* PROBLEM TO WORK ON *
Across the records below, how many lines include the string "夺命圆锹"? State the number and nothing more.

═══ MATERIAL FOR THE TASK

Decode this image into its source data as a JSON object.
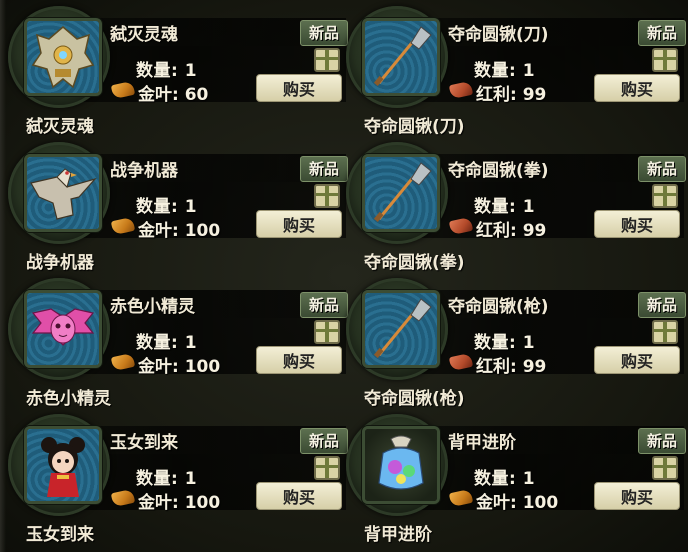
{
  "labels": {
    "new": "新品",
    "buy": "购买",
    "quantity_prefix": "数量: "
  },
  "items": [
    {
      "name": "弑灭灵魂",
      "quantity": "1",
      "currency": "金叶",
      "price": "60",
      "caption": "弑灭灵魂",
      "icon": "mecha-armor-icon"
    },
    {
      "name": "夺命圆锹(刀)",
      "quantity": "1",
      "currency": "红利",
      "price": "99",
      "caption": "夺命圆锹(刀)",
      "icon": "shovel-icon"
    },
    {
      "name": "战争机器",
      "quantity": "1",
      "currency": "金叶",
      "price": "100",
      "caption": "战争机器",
      "icon": "eagle-mount-icon"
    },
    {
      "name": "夺命圆锹(拳)",
      "quantity": "1",
      "currency": "红利",
      "price": "99",
      "caption": "夺命圆锹(拳)",
      "icon": "shovel-icon"
    },
    {
      "name": "赤色小精灵",
      "quantity": "1",
      "currency": "金叶",
      "price": "100",
      "caption": "赤色小精灵",
      "icon": "pink-sprite-icon"
    },
    {
      "name": "夺命圆锹(枪)",
      "quantity": "1",
      "currency": "红利",
      "price": "99",
      "caption": "夺命圆锹(枪)",
      "icon": "shovel-icon"
    },
    {
      "name": "玉女到来",
      "quantity": "1",
      "currency": "金叶",
      "price": "100",
      "caption": "玉女到来",
      "icon": "girl-doll-icon"
    },
    {
      "name": "背甲进阶",
      "quantity": "1",
      "currency": "金叶",
      "price": "100",
      "caption": "背甲进阶",
      "icon": "gift-bag-icon"
    }
  ]
}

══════

* EXERCISE SOLUTION *
6